The Holy Family
La Sagrada Familia means “The Holy Family” in English. The church is designed to honor Jesus’ family, with towers representing him, his mother, the four evangelists, and the twelve apostles.
It is the largest unfinished Catholic church in the world. Designed by architect Antoni Gaudí (1852–1926), his work on Sagrada Família is part of a UNESCO World Heritage Site.
On 19 March 1882, construction of the Sagrada Família began under architect Francisco de Paula del Villar. In 1883, when Villar resigned,
Gaudí devoted the remainder of his life to the project, and he is buried in the church’s crypt. At the time of his death in 1926, less than a quarter of the project was complete.
Relying solely on private donations, the Sagrada Família’s construction progressed slowly and was interrupted by the Spanish Civil War.
La Sagrada Familia
In 1939, Francesc de Paula Quintana took over site management, which was able to go on due to the material that was saved from Gaudí’s workshop and that was reconstructed from published plans and photographs.
Construction resumed to intermittent progress in the 1950s.
Describing the Sagrada Família, art critic Rainer Zerbst said “it is probably impossible to find a church building anything like it in the entire history of art”, and Paul Goldberger describes it as “the most extraordinary personal interpretation of Gothic architecture since the Middle Ages”.

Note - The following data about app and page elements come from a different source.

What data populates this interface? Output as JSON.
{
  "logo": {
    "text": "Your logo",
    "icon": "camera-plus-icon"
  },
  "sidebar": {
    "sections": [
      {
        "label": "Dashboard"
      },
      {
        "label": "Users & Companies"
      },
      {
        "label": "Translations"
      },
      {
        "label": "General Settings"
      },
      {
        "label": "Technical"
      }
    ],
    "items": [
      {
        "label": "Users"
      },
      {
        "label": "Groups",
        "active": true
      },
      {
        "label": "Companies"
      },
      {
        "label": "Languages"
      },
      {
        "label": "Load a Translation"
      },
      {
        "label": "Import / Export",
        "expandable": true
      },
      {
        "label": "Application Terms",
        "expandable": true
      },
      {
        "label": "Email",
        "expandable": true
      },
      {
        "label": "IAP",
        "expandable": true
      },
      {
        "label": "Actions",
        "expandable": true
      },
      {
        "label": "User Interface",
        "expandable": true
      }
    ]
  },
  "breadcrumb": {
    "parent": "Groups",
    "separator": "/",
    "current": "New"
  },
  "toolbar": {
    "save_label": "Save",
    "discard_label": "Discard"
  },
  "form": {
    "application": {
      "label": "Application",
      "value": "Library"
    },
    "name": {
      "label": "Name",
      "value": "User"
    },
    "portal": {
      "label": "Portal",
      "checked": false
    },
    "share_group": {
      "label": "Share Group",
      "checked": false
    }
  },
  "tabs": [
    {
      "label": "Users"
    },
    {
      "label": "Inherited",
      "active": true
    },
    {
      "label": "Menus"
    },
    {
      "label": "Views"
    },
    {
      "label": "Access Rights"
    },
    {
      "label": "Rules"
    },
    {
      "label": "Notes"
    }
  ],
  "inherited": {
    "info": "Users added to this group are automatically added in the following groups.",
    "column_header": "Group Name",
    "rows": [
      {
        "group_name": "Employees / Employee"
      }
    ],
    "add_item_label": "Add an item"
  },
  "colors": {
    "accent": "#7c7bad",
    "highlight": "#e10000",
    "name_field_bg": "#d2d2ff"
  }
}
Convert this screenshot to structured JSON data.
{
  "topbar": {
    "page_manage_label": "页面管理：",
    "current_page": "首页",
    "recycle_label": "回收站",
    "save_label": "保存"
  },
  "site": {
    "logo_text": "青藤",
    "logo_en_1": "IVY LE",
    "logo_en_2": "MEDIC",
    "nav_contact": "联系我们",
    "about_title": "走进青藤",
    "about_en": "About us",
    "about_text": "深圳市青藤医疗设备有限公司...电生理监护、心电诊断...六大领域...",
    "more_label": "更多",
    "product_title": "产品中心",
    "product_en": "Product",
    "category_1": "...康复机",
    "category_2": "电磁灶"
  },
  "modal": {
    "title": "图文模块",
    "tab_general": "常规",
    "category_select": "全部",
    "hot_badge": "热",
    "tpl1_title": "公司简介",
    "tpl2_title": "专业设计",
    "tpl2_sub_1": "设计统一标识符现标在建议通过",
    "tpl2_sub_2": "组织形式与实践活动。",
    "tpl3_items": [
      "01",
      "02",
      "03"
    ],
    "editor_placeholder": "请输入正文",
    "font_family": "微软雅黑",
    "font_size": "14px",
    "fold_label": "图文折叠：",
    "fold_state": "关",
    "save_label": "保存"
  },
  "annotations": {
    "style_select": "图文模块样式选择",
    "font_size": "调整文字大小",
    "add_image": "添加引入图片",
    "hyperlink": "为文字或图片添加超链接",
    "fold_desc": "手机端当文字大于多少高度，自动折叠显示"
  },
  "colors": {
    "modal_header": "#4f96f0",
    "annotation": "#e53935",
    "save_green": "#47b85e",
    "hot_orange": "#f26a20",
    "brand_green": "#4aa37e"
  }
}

The basilica is not the cathedral church of the Archdiocese of Barcelona, as that title belongs to the Cathedral of the Holy Cross and Saint Eulalia (Barcelona Cathedral).